Ranfurly men painted for posterity
By Major Syd Dewes
There are some paintings, the more you look at them, the more you see. A recent work completed by Army Artist Captain Matt Gauldie is one such painting. Former Governor General and now Honorary Colonel of the Regiment, Dame Catherine Tizard, helped Capt Gauldie unveil his painting which depicts two returned servicemen, WW2 veteran Mr Ian Cannon and Lance Corporal Daniel Moyle, comparing notes.
A painting by Capt Matt Gauldie which depicts two returned servicemen, WW2 veteran Mr Ian Cannon and Lance Corporal Daniel Moyle, comparing notes (AW-11-1007-2).

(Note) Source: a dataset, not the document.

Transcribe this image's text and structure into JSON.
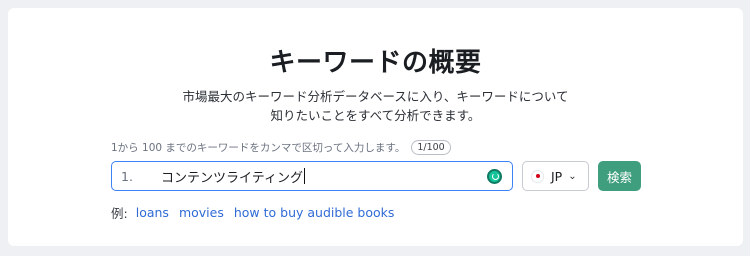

Sadly, Mr Cannon, a veteran who served in the Pacific and former resident of the Ranfurly Veterans Home, died in November last year. LCPL Moyle is an Army Reserve soldier posted to the 3rd Auckland (Countess of Ranfurly's Own) and Northland Battalion and has completed a deployment to the Solomon Islands and Timor- Leste.
Unveiling the painting at the Ranfurly Veterans Home in the presence of veterans young and old, friends and family members, was significant for a number of reasons not least being it recognised what the Veterans Home and the 3rd Battalion have in common. The name Ranfurly comes from Lord Ranfurly, former Governor of NZ (1897 to 1904). He laid the foundation stone for the veterans' home that now bears his name and it was from his wife that the 3rd Battalion has, as part of its title, "The Countess of Ranfurly's Own". And, there is of course the Ranfurly rugby shield.
The brief formalities followed by morning tea and sharing of stories and experiences were a welcome interlude for the residents as is any time young service men and women visit the Home. Occasions like this remind the residents of the happier times when they too were in the services. They are also a good reminder for us that comradeship extends through to continual engagement and support of our aged veterans.
The painting remains the property of the NZ Army and is on loan to the 3rd Battalion. Since it features 'Ranfurly men', it makes good sense that it should be shared from time-to-time with the Ranfurly Veterans Home. This is also another example of how young and old veterans can remain connected.